Find all the lines in the material below with the word "EVENT", and copy them.

★ ★ ★ ★ ★

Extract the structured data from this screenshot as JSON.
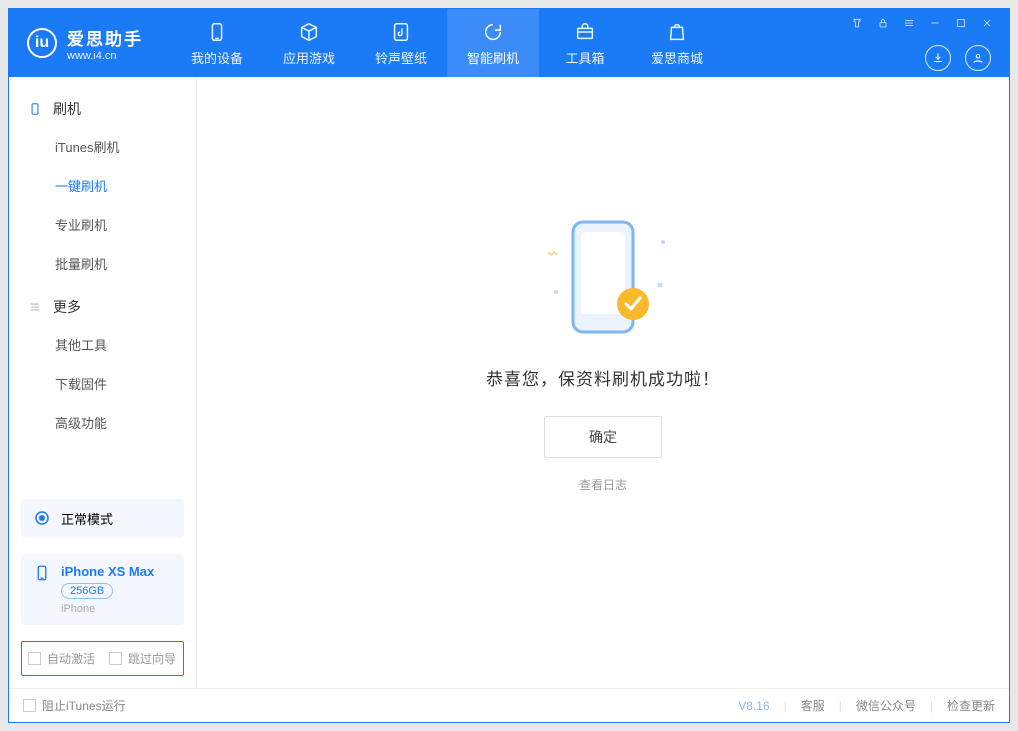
{
  "app": {
    "name": "爱思助手",
    "domain": "www.i4.cn"
  },
  "nav": [
    {
      "id": "device",
      "label": "我的设备"
    },
    {
      "id": "apps",
      "label": "应用游戏"
    },
    {
      "id": "ring",
      "label": "铃声壁纸"
    },
    {
      "id": "flash",
      "label": "智能刷机"
    },
    {
      "id": "tools",
      "label": "工具箱"
    },
    {
      "id": "store",
      "label": "爱思商城"
    }
  ],
  "sidebar": {
    "flash_section": "刷机",
    "flash_items": [
      {
        "id": "itunes",
        "label": "iTunes刷机"
      },
      {
        "id": "oneclick",
        "label": "一键刷机",
        "active": true
      },
      {
        "id": "pro",
        "label": "专业刷机"
      },
      {
        "id": "batch",
        "label": "批量刷机"
      }
    ],
    "more_section": "更多",
    "more_items": [
      {
        "id": "other",
        "label": "其他工具"
      },
      {
        "id": "fw",
        "label": "下载固件"
      },
      {
        "id": "adv",
        "label": "高级功能"
      }
    ],
    "mode": "正常模式",
    "device": {
      "name": "iPhone XS Max",
      "capacity": "256GB",
      "type": "iPhone"
    },
    "checks": {
      "auto_activate": "自动激活",
      "skip_guide": "跳过向导"
    }
  },
  "main": {
    "success_text": "恭喜您，保资料刷机成功啦！",
    "ok_label": "确定",
    "log_label": "查看日志"
  },
  "footer": {
    "block_itunes": "阻止iTunes运行",
    "version": "V8.16",
    "links": [
      "客服",
      "微信公众号",
      "检查更新"
    ]
  }
}
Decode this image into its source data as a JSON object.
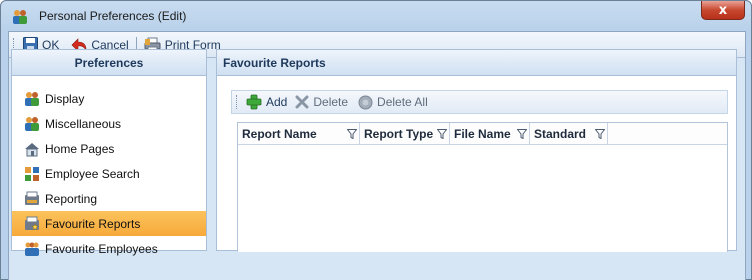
{
  "window": {
    "title": "Personal Preferences (Edit)",
    "close_glyph": "x"
  },
  "toolbar": {
    "ok_label": "OK",
    "cancel_label": "Cancel",
    "print_label": "Print Form"
  },
  "left_panel": {
    "header": "Preferences",
    "items": [
      {
        "label": "Display",
        "icon": "users-icon"
      },
      {
        "label": "Miscellaneous",
        "icon": "users-icon"
      },
      {
        "label": "Home Pages",
        "icon": "home-icon"
      },
      {
        "label": "Employee Search",
        "icon": "employee-search-icon"
      },
      {
        "label": "Reporting",
        "icon": "report-icon"
      },
      {
        "label": "Favourite Reports",
        "icon": "favourite-report-icon",
        "selected": true
      },
      {
        "label": "Favourite Employees",
        "icon": "favourite-employees-icon"
      }
    ]
  },
  "right_panel": {
    "header": "Favourite Reports",
    "sub_toolbar": {
      "add_label": "Add",
      "delete_label": "Delete",
      "delete_all_label": "Delete All"
    },
    "grid": {
      "columns": [
        "Report Name",
        "Report Type",
        "File Name",
        "Standard"
      ],
      "rows": []
    }
  },
  "colors": {
    "selected_item": "#f7a93a",
    "close_button": "#c8482f",
    "header_text": "#1e395b"
  }
}
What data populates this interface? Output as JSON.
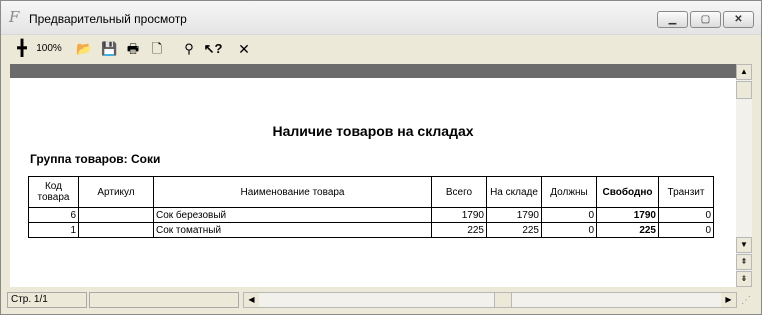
{
  "window": {
    "title": "Предварительный просмотр"
  },
  "toolbar": {
    "zoom_label": "100%"
  },
  "report": {
    "title": "Наличие товаров на складах",
    "group_label": "Группа товаров: Соки",
    "columns": [
      "Код товара",
      "Артикул",
      "Наименование товара",
      "Всего",
      "На складе",
      "Должны",
      "Свободно",
      "Транзит"
    ],
    "rows": [
      {
        "code": "6",
        "article": "",
        "name": "Сок березовый",
        "total": "1790",
        "in_stock": "1790",
        "owed": "0",
        "free": "1790",
        "transit": "0"
      },
      {
        "code": "1",
        "article": "",
        "name": "Сок томатный",
        "total": "225",
        "in_stock": "225",
        "owed": "0",
        "free": "225",
        "transit": "0"
      }
    ]
  },
  "status": {
    "page_info": "Стр. 1/1"
  }
}
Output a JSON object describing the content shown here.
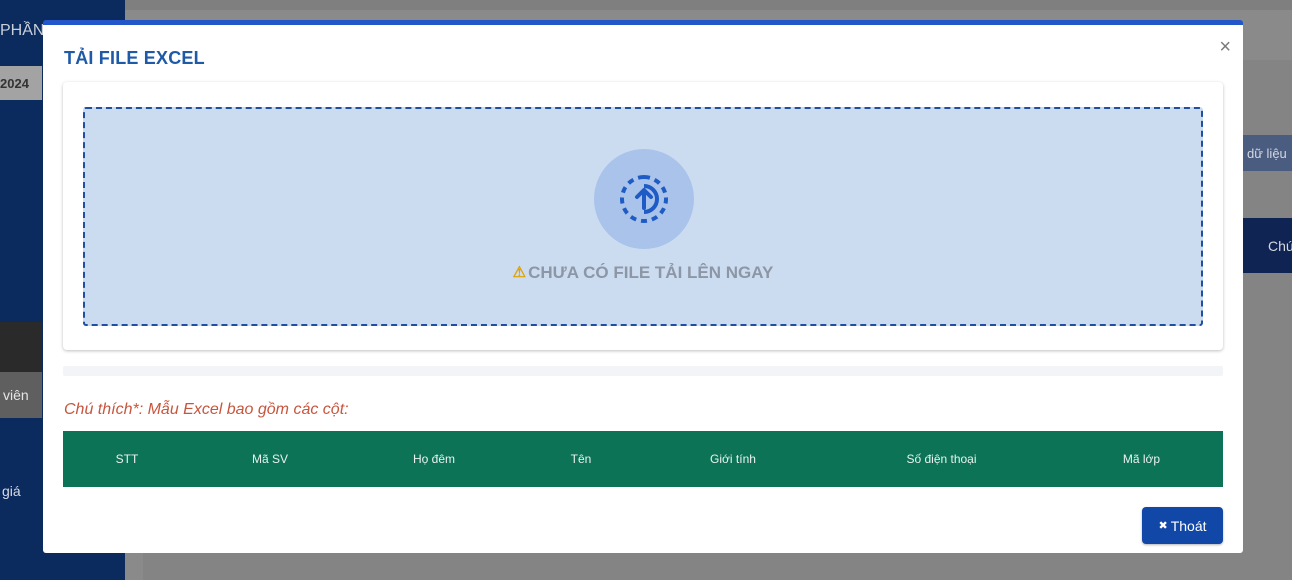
{
  "background": {
    "sidebar_title": "PHẦN",
    "year": "2024",
    "sidebar_item_vien": "viên",
    "sidebar_item_gia": "giá",
    "button_data": "dữ liệu",
    "button_chu": "Chú"
  },
  "modal": {
    "title": "TẢI FILE EXCEL",
    "close_icon": "×",
    "upload": {
      "icon": "upload-arrow-icon",
      "warning_icon": "⚠",
      "message": "CHƯA CÓ FILE TẢI LÊN NGAY"
    },
    "note": "Chú thích*: Mẫu Excel bao gồm các cột:",
    "columns": [
      "STT",
      "Mã SV",
      "Họ đêm",
      "Tên",
      "Giới tính",
      "Số điện thoại",
      "Mã lớp"
    ],
    "exit_icon": "✖",
    "exit_label": "Thoát"
  },
  "colors": {
    "accent": "#2357c9",
    "title": "#1e5aa8",
    "dropzone_bg": "#ccdcf0",
    "table_header": "#0d7357",
    "note": "#c8553d",
    "exit_button": "#1148a8"
  }
}
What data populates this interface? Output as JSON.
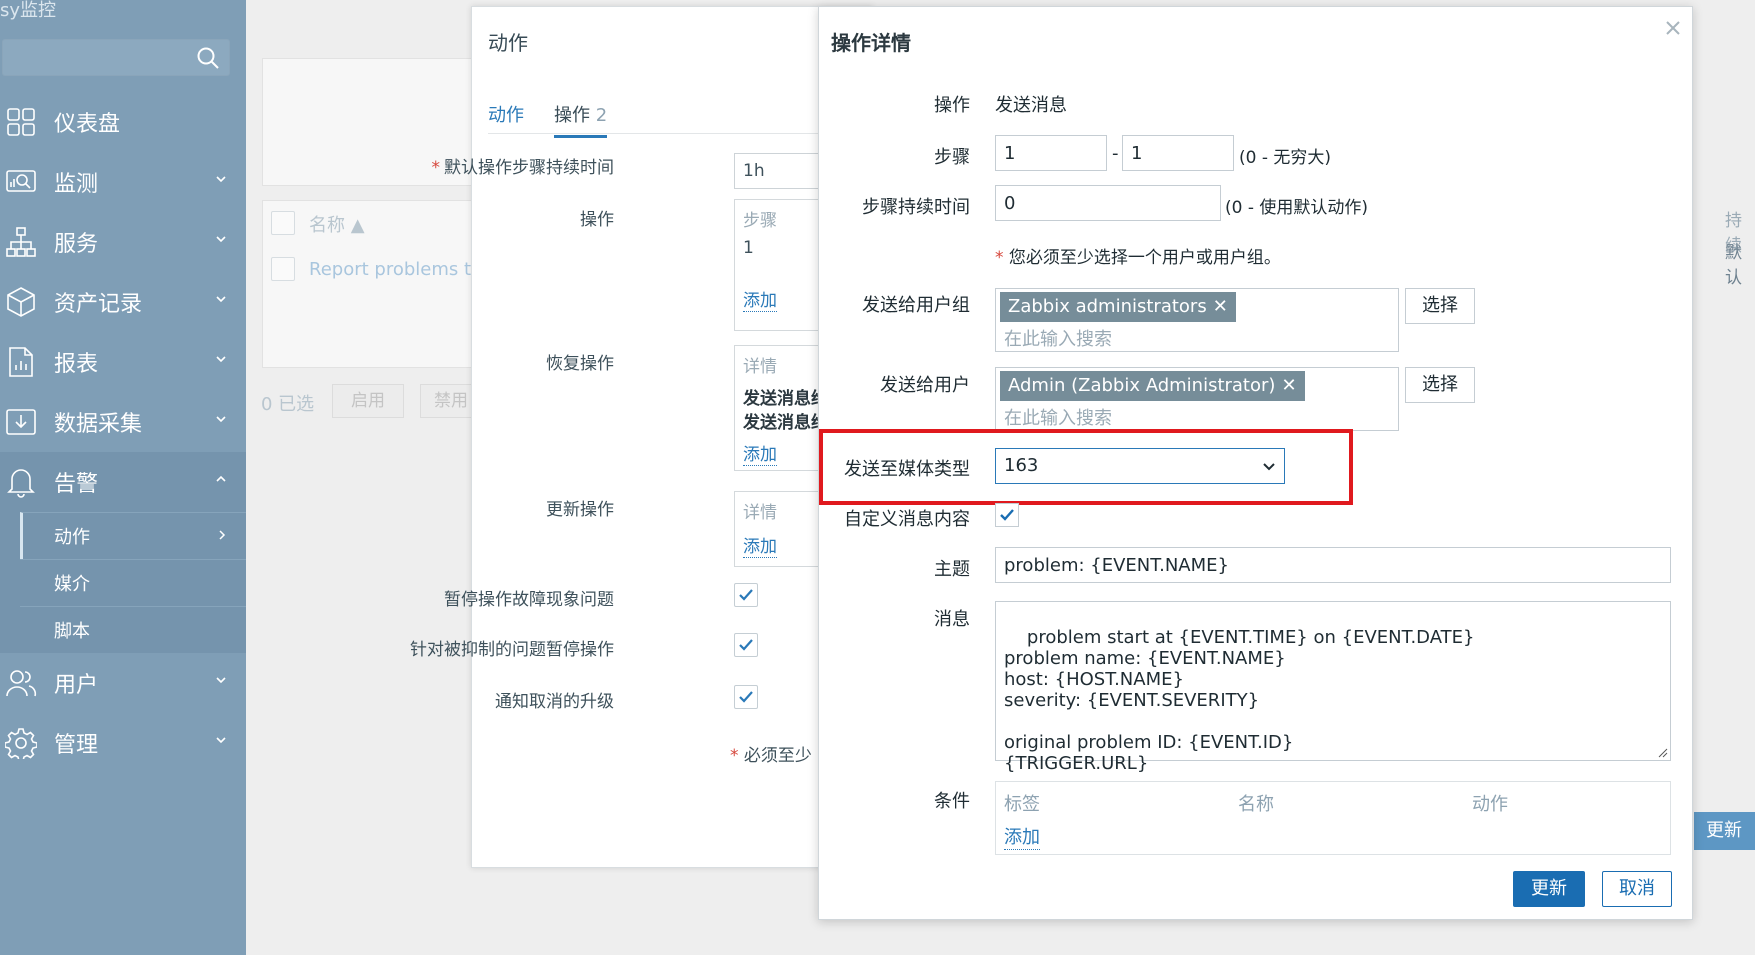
{
  "sidebar": {
    "brand": "sy监控",
    "search_placeholder": "",
    "items": [
      {
        "label": "仪表盘",
        "icon": "dashboard-icon"
      },
      {
        "label": "监测",
        "icon": "monitoring-icon"
      },
      {
        "label": "服务",
        "icon": "services-icon"
      },
      {
        "label": "资产记录",
        "icon": "inventory-icon"
      },
      {
        "label": "报表",
        "icon": "reports-icon"
      },
      {
        "label": "数据采集",
        "icon": "data-collection-icon"
      },
      {
        "label": "告警",
        "icon": "alerts-icon"
      },
      {
        "label": "用户",
        "icon": "users-icon"
      },
      {
        "label": "管理",
        "icon": "administration-icon"
      }
    ],
    "alerts_sub": [
      {
        "label": "动作"
      },
      {
        "label": "媒介"
      },
      {
        "label": "脚本"
      }
    ]
  },
  "background_page": {
    "name_header": "名称",
    "row_text": "Report problems to Z",
    "selected_count": "0 已选",
    "enable_button": "启用",
    "disable_button": "禁用",
    "right_header": "持续",
    "right_value": "默认",
    "right_button": "更新"
  },
  "action_dialog": {
    "title": "动作",
    "tab_action": "动作",
    "tab_operations": "操作",
    "tab_operations_count": "2",
    "default_duration_label": "默认操作步骤持续时间",
    "default_duration_value": "1h",
    "operations_label": "操作",
    "operations_col_steps": "步骤",
    "operations_row_step": "1",
    "add_link": "添加",
    "recovery_label": "恢复操作",
    "details_col": "详情",
    "recovery_row1": "发送消息给",
    "recovery_row2": "发送消息给",
    "update_label": "更新操作",
    "pause_symptoms_label": "暂停操作故障现象问题",
    "pause_suppressed_label": "针对被抑制的问题暂停操作",
    "notify_cancelled_label": "通知取消的升级",
    "must_note": "必须至少"
  },
  "operation_details": {
    "title": "操作详情",
    "operation_label": "操作",
    "operation_value": "发送消息",
    "steps_label": "步骤",
    "step_from": "1",
    "step_dash": "-",
    "step_to": "1",
    "steps_hint": "(0 - 无穷大)",
    "step_duration_label": "步骤持续时间",
    "step_duration_value": "0",
    "step_duration_hint": "(0 - 使用默认动作)",
    "warning": "您必须至少选择一个用户或用户组。",
    "send_groups_label": "发送给用户组",
    "group_tag": "Zabbix administrators",
    "search_placeholder": "在此输入搜索",
    "select_button": "选择",
    "send_users_label": "发送给用户",
    "user_tag": "Admin (Zabbix Administrator)",
    "media_type_label": "发送至媒体类型",
    "media_type_value": "163",
    "custom_message_label": "自定义消息内容",
    "custom_message_checked": true,
    "subject_label": "主题",
    "subject_value": "problem: {EVENT.NAME}",
    "message_label": "消息",
    "message_value": "problem start at {EVENT.TIME} on {EVENT.DATE}\nproblem name: {EVENT.NAME}\nhost: {HOST.NAME}\nseverity: {EVENT.SEVERITY}\n\noriginal problem ID: {EVENT.ID}\n{TRIGGER.URL}",
    "conditions_label": "条件",
    "cond_col_tag": "标签",
    "cond_col_name": "名称",
    "cond_col_action": "动作",
    "cond_add": "添加",
    "update_button": "更新",
    "cancel_button": "取消"
  },
  "colors": {
    "sidebar_bg": "#7f9eb6",
    "accent": "#1a6db2",
    "highlight_border": "#e0191e",
    "tag_bg": "#768d99"
  }
}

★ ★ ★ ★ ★

=== SOLUTION ===
    "subject_value": "problem: {EVENT.NAME}",
    "message_value": "problem start at {EVENT.TIME} on {EVENT.DATE}\nproblem name: {EVENT.NAME}\nhost: {HOST.NAME}\nseverity: {EVENT.SEVERITY}\n\noriginal problem ID: {EVENT.ID}\n{TRIGGER.URL}",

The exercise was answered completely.